“Tip-flation” in the Takeout Industry

Written by Anastasia Barbuzzi

As Canadians brace for a rough economic recession, “tipflation” has become a hot-button topic, with entire Reddit threads dedicated to the subject and headlines like “Canada’s tipping culture is flawed and there’s no clear fix in sight.” Though frustrations are running high, and Canadians’ wallets are hurting from eating out and ordering in, convenience is still king and takeout isn’t going anywhere.

Research from McKinsey revealed that the global food delivery market has tripled in size since 2017, valuing more than $150 billion. At the height of the Covid-19 pandemic, the market more than doubled. With the rising cost of living, tipping behaviour is evolving. 

Restaurants Canada found that, on average, 44 per cent of Canadians are leaving higher gratuities than they did before the pandemic started. The increase could be at least partially attributed to the pre-programmed tip options on card terminals. Tip percentages have continued to increase with many dine-in restaurants programming options between 18 and 25 per cent. 

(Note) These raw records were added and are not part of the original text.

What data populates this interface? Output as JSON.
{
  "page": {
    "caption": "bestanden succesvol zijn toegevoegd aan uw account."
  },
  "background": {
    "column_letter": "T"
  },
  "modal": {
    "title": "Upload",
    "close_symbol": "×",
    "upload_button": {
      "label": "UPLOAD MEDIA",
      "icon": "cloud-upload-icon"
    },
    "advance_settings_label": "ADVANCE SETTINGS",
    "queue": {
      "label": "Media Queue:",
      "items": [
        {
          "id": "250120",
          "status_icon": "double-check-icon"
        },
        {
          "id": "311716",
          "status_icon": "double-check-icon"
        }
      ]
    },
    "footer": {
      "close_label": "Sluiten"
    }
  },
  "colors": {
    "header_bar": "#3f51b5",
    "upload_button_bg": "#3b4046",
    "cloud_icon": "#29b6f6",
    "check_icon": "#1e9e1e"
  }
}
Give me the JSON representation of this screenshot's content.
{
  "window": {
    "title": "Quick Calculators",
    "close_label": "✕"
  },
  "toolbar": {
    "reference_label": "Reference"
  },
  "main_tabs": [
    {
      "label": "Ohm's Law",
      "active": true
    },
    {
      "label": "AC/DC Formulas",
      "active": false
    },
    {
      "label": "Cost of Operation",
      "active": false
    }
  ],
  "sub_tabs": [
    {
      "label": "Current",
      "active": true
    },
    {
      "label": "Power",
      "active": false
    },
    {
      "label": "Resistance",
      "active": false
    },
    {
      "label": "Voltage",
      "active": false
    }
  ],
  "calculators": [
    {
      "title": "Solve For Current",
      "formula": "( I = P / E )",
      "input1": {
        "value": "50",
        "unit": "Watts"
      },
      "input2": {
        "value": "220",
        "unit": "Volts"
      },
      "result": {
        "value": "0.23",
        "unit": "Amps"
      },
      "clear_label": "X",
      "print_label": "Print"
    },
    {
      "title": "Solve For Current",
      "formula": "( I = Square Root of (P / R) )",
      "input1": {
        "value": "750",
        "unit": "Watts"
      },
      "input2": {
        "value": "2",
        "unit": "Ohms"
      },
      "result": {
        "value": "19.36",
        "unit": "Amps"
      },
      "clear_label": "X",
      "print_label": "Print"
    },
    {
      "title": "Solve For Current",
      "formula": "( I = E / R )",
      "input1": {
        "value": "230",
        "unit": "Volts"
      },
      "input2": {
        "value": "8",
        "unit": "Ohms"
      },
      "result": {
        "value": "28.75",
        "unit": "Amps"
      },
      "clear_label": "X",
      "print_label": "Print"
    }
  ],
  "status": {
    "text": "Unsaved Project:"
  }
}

Ontarians are “generous” tippers, leaving 18.9 percent of their bill on average. B.C., Alberta, and Quebec locals leave between 17 and 17.5 per cent, and Atlantic Canadians leave 16.9 percent. People in Saskatchewan and Manitoba are prone to leaving 14.9 percent as a gratuity.

In a recent interview with CTV, University of Victoria Marketing Professor Brock Smith said that 70 per cent of customers are more likely to choose the middle option from a mandatory tipping prompt. Many Canadians in the tipflation conversation feel that mandatory tipping is a way for restaurant owners and food businesses to get away with paying their staff less than a living wage. 

For couriers, tips are also a lifeline. Gig Workers United, an organizing group for gig-economy workers, has said that tips can make up between 40 and 70 per cent of delivery people’s wages. How much you tip through a delivery app can change the priority of your order since higher paying fares with a generous tip pay couriers the most. However, couriers can be penalized for declining orders on some apps and even removed from platforms altogether. 

Currently, consumer confusion and curiosity about tipping pervade articles like “The Ultimate Guide to Gratuity.” With inflation at an all-time high and restaurant and corporation owners slow or unwilling to increase wages, many gig workers have to rely on people’s generosity to help make ends meet.